In this meaningful interaction, your most important task is to find a way to map their journey in-depth, analyze interaction insights, and use them to predict user behavior, which will then help you guide your users toward making mutually beneficial decisions.

 

.  .  . 

 

3. Map insights onto the user journey

 

 

Users don’t always know why they are mesmerized by a product, but they do know how they react when they see it.

They don’t always know why they feel the way they feel, but they usually know how they feel by reacting and responding to your product.  

Use the interactions to translate the unconscious processes into actions by putting them on a user journey map. 

 

.  .  . 

 

4. Fine-tune user benefits

 

 

Users won’t be bothered by your product unless it can benefit them in one of three overarching ways:

 

- Solve a problem.

- Address a need.

- Do something to make them feel better.

 

Even with a fully ready product that is currently on the market or about to hit the stores, when you develop customer journey maps, it’s worth delving into what customers really want.

How can you get to those core needs?

Create multiple touchpoints on the user journey map. Keep it alive all the way through the design process, in the beginning, and when developing finer functionalities.

To see how a user interacts with a product and find out more about the multiple touchpoints, put yourself into their shoes.

Dig deep into the user persona to understand their pains, motivation, and goals.

 

"Get closer than ever to your customers. So close that you tell them what they need well before they realize it themselves."

- Steve Jobs

 

The questions you can ask about your users’ experiences during their journey are literally endless. Each question can provide an insight that you can use to further advance your business goals by linking it with a user need.

Of course, you cannot endlessly explore and ask questions. When the time for action comes, you need to have neatly packed records and insights, which you will turn into frictionless product flow and helpful features. For that, you need technology.

 

.  .  . 

 

5. Use automation tools

 

 

The “whys” behind users’ behavior stem from the instinctive, unconscious processes. You may be more interested in the “hows” delivered as outward actions and events on your user journey map. Let technology do the work.

Behavior analytics software consists of sophisticated algorithms that can examine complex interactions between touchpoints. It produces metrics you might not have been aware of if you had been relying on exploring those relationships yourself. Doing the process manually, on pen and paper or digitally in Excel, is worthwhile but inevitably less powerful or less “intelligent” than software.

To stay on top of all that overwhelming customer behavior, make your software tools both the start and end point of the analytical process.

 

.  .  . 

 

6. Iterate

 

 

Don't underestimate the value of feedback.
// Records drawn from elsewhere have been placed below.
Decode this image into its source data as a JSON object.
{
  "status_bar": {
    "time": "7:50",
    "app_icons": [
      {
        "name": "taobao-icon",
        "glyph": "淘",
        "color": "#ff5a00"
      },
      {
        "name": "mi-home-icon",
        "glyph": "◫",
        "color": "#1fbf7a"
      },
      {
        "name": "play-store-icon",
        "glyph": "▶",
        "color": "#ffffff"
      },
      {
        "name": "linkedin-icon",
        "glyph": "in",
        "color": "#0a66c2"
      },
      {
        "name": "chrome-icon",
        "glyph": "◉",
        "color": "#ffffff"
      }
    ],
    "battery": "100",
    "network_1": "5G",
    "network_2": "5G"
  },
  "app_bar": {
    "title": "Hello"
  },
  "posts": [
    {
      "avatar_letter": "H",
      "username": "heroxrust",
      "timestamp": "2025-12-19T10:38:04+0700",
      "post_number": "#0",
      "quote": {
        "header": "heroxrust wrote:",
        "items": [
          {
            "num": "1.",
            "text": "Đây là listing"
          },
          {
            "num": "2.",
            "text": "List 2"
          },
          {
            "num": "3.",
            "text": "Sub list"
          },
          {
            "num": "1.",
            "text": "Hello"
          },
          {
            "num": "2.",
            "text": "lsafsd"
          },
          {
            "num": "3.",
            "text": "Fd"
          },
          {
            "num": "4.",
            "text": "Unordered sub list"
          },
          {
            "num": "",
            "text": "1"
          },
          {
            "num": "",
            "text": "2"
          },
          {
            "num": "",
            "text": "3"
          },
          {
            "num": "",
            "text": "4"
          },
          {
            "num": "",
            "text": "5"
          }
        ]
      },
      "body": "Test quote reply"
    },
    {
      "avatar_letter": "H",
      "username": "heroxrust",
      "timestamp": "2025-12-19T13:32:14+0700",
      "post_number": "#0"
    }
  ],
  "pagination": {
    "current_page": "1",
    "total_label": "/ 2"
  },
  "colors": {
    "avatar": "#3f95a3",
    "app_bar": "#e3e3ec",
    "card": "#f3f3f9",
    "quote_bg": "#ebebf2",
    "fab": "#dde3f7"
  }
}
Feedback from software platforms or from in-app interactions, for instance, contains tons of value-packed data you can use to pierce through the “hows” and get into the “whys.”

Use these treasure banks to fine-tune your journey maps, revamp your business goals, and enhance your products.

 

.  .  . 

 

7. Don’t assume, check

 

 

Remember, your user’s perception matters more than yours. You can always analyze emotion-driven KPIs and observations behind the action.

However, you need to be focused on how the user perceives the product you think you have delivered and see if your perceptions match.

Garnering deep insights into the relationships between unconscious and deliberate action and surgically-precise user journey mapping are just a part of the solution. When such deeper insights into the product design process are supported by powerful analytics software, you won’t need to dedicate as much energy to the “whys” of user behavior. These seven steps can help you separate the wheat from the chaff of user data, as well as help you gain valuable knowledge to improve conversion and retention rates and increase your customer lifetime value.